▶ _EXERCISE_
Among the records, find the lines that hold the string "content" and return them.

▶ _DATA UNDER STUDY_
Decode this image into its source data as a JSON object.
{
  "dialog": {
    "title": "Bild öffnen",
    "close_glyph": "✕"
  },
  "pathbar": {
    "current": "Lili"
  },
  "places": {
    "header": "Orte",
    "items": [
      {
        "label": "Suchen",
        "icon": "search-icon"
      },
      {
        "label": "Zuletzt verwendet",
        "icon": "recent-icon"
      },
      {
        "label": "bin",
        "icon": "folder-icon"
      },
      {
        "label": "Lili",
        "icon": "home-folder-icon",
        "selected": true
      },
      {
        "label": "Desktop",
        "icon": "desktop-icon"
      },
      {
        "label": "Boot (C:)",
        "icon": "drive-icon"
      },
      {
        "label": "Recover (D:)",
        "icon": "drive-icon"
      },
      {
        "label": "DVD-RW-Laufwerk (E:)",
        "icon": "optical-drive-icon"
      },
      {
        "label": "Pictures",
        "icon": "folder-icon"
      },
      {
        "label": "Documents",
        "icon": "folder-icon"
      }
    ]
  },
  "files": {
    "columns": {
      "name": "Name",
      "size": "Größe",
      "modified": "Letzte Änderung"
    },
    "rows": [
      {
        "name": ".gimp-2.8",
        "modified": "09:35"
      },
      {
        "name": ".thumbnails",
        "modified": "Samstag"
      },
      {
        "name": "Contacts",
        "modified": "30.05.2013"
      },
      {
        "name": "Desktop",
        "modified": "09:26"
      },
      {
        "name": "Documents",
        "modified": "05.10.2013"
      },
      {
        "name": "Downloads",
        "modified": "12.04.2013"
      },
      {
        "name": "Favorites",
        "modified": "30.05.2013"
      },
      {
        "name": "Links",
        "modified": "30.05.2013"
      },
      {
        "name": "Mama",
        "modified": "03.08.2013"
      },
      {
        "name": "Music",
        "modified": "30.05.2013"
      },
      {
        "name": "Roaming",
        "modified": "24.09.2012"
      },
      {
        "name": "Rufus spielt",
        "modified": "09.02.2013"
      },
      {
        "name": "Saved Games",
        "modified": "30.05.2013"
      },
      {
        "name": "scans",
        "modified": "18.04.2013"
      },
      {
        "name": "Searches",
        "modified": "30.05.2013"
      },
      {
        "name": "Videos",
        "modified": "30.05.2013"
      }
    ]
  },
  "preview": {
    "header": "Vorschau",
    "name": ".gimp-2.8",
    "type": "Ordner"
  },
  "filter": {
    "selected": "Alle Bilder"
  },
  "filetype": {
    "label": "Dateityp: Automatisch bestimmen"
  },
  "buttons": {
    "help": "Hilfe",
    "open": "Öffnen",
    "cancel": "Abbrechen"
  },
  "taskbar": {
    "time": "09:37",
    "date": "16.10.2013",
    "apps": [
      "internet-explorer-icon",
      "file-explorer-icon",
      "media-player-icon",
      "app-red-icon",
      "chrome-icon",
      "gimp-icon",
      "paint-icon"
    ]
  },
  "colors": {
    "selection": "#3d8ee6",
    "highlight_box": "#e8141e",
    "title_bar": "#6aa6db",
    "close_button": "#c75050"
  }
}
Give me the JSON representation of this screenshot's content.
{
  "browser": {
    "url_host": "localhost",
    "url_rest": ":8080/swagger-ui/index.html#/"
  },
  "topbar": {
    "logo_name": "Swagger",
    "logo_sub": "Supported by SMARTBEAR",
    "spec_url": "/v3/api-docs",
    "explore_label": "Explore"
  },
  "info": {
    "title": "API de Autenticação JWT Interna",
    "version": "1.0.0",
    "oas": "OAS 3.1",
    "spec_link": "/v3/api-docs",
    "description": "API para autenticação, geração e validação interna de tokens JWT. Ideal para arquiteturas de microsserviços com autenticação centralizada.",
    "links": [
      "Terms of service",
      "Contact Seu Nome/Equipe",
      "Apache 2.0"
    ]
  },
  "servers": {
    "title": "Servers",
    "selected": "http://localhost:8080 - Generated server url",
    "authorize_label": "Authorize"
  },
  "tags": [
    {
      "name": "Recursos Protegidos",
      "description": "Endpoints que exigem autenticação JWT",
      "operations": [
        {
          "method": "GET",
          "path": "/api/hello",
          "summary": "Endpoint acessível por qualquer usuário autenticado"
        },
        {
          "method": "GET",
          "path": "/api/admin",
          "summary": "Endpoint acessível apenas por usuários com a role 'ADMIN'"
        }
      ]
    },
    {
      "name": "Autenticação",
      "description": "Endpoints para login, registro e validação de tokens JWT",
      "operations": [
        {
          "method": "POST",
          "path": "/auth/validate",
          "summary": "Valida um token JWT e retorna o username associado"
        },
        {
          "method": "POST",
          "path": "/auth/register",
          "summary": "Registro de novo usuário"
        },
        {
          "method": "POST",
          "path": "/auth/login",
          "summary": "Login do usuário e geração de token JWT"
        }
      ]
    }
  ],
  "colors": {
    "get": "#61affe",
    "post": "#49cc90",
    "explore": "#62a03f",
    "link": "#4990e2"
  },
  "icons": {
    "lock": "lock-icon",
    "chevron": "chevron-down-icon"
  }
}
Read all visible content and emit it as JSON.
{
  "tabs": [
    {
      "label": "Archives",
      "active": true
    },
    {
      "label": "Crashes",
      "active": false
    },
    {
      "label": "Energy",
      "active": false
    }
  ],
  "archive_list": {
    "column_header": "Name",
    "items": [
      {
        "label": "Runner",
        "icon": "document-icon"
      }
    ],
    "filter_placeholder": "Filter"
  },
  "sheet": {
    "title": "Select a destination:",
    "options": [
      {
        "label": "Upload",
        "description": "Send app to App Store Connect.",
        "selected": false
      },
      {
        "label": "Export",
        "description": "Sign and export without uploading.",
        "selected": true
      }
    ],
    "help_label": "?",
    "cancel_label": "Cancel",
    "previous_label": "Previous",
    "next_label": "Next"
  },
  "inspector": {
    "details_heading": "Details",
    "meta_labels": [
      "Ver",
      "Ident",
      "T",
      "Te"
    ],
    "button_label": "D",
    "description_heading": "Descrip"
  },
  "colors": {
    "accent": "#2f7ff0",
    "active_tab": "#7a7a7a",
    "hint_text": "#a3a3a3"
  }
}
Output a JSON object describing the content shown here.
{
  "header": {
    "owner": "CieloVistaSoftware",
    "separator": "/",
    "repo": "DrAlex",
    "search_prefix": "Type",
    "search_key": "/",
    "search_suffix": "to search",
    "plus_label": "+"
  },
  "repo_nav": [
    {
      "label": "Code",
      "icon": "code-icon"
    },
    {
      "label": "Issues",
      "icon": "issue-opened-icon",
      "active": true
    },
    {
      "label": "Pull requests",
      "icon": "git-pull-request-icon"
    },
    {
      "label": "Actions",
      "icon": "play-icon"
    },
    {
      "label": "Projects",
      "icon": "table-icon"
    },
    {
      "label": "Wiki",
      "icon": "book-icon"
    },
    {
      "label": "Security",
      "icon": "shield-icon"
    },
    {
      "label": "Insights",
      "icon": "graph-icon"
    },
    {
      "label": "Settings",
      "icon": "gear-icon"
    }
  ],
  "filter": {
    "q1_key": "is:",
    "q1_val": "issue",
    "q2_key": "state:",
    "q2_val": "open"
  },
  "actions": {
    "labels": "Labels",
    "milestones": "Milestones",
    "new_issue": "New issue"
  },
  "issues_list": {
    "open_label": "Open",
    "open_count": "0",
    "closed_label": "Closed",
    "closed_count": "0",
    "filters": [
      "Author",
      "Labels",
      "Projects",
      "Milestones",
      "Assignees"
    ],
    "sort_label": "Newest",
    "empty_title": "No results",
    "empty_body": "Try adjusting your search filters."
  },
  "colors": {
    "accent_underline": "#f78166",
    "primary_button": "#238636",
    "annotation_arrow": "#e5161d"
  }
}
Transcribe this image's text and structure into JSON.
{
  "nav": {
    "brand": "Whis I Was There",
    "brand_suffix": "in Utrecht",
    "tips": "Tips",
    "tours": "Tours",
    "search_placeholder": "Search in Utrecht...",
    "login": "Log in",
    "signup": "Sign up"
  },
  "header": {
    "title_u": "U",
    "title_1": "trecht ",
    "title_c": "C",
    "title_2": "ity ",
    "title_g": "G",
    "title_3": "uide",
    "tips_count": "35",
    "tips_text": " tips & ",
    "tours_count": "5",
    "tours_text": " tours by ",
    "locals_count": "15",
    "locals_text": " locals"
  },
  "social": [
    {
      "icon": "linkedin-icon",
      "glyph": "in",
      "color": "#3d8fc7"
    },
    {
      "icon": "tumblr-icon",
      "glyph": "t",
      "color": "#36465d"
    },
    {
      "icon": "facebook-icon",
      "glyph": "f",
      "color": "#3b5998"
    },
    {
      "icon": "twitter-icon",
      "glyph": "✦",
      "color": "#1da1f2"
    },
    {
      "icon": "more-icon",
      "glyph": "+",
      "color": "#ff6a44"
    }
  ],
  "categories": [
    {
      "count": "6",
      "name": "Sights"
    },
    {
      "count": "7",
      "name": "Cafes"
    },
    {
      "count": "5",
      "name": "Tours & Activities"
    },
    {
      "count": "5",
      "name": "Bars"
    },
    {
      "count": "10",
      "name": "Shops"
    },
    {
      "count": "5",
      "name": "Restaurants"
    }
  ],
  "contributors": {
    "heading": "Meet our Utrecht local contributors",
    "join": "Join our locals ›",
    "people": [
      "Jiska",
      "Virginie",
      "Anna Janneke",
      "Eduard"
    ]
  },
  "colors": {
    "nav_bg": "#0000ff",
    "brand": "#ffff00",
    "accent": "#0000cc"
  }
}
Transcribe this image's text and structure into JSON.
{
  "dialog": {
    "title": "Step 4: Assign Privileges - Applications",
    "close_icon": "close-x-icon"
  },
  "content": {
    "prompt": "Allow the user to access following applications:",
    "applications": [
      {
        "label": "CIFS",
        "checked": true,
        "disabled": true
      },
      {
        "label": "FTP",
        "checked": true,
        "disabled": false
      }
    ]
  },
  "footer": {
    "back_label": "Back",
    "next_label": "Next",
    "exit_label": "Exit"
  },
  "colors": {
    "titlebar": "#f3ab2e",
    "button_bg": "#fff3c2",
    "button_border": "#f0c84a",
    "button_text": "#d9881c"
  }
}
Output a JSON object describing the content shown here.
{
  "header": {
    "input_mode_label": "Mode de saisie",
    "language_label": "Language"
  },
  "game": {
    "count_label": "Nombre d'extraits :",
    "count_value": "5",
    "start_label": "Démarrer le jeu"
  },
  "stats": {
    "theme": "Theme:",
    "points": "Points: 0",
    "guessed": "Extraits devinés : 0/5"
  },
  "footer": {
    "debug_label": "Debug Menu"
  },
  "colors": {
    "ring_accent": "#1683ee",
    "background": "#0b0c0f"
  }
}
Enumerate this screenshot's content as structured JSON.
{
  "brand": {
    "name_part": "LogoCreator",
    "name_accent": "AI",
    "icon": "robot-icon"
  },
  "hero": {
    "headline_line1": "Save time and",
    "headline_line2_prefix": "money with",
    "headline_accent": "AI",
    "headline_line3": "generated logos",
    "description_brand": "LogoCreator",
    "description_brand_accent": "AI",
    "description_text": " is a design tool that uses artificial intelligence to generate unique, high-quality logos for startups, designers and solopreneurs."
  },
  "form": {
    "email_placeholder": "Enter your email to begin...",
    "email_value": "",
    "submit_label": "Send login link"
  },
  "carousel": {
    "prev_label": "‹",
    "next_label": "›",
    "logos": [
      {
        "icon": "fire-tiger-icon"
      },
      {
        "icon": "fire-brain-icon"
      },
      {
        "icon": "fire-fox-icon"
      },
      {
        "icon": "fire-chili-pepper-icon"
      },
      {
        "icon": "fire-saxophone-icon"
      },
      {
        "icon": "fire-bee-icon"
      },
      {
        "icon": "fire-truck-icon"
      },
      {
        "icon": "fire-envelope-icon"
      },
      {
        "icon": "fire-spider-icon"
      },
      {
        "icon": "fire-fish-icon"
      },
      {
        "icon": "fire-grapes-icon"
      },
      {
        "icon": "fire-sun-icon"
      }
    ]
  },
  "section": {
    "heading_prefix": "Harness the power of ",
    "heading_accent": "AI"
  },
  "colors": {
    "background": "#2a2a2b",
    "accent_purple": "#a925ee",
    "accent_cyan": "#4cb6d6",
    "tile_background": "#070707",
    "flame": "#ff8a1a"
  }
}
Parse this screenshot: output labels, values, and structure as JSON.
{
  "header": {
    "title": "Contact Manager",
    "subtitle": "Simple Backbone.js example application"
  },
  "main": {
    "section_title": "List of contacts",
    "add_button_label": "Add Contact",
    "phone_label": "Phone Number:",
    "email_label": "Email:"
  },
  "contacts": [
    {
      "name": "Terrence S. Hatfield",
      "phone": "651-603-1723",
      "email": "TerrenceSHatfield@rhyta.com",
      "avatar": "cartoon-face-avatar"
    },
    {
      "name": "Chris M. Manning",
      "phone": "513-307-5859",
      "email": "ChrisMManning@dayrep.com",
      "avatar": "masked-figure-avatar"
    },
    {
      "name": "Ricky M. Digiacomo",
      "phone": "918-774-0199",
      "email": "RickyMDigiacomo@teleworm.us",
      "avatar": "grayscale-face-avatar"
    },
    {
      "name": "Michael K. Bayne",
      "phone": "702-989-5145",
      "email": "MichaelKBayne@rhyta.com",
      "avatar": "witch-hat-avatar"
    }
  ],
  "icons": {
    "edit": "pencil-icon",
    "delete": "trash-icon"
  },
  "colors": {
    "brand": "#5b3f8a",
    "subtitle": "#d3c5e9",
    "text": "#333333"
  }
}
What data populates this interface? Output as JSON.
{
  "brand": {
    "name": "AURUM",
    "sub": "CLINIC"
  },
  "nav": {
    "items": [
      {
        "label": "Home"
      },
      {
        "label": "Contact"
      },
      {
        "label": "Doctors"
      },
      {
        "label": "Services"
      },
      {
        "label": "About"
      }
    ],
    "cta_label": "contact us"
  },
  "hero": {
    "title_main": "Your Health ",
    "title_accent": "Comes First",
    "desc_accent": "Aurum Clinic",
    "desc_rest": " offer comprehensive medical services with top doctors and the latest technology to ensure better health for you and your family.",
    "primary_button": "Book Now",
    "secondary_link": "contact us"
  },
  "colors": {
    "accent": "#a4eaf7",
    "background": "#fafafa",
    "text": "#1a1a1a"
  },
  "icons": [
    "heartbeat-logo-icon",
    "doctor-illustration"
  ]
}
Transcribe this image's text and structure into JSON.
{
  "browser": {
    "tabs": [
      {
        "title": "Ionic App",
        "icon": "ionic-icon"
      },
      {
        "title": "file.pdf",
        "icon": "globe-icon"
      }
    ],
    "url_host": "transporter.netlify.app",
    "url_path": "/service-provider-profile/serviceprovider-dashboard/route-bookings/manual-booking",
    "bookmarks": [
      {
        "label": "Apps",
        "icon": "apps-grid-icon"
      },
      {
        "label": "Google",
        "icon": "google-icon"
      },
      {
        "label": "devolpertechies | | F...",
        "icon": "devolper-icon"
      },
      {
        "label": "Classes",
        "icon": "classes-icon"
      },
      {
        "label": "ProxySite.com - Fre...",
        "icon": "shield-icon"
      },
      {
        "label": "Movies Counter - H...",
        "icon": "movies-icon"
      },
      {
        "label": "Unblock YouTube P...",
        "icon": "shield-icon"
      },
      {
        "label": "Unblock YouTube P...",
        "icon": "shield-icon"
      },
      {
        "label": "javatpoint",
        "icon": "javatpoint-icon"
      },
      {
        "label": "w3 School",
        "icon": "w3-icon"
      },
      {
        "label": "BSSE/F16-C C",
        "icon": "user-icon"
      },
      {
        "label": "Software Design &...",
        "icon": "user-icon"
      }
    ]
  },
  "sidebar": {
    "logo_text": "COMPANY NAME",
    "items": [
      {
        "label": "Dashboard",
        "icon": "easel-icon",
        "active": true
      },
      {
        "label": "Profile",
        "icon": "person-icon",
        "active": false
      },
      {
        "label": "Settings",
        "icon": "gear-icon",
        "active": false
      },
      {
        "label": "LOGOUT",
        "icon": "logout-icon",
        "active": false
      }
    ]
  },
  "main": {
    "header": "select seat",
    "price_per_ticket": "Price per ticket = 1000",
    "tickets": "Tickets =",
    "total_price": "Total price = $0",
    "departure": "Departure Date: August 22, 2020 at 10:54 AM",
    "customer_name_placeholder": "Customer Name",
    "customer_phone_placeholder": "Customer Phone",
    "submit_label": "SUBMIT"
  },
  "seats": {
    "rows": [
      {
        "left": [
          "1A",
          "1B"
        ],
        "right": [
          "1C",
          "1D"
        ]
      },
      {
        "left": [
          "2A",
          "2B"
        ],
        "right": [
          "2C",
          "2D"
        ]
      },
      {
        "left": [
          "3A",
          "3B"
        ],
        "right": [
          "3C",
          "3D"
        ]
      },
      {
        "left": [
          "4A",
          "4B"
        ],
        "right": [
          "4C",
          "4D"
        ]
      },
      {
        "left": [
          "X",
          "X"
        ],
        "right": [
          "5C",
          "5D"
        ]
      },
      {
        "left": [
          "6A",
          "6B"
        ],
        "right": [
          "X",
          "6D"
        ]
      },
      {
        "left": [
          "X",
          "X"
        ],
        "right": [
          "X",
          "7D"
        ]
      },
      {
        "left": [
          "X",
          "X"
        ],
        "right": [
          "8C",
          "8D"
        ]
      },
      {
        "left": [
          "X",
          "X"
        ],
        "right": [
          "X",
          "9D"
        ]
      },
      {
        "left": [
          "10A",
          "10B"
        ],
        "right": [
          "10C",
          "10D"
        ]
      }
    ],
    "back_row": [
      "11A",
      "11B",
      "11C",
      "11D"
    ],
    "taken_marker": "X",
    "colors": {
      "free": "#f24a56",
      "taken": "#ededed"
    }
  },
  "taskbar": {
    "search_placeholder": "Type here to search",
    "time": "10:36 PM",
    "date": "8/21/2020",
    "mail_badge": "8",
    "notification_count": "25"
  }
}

▶ _COMPLETED EXERCISE_
Give me the JSON representation of this screenshot's content.
Read all visible content and emit it as JSON.
Output a JSON object describing the content shown here.
  "content": {
Output a JSON object describing the content shown here.
Enumerate this screenshot's content as structured JSON.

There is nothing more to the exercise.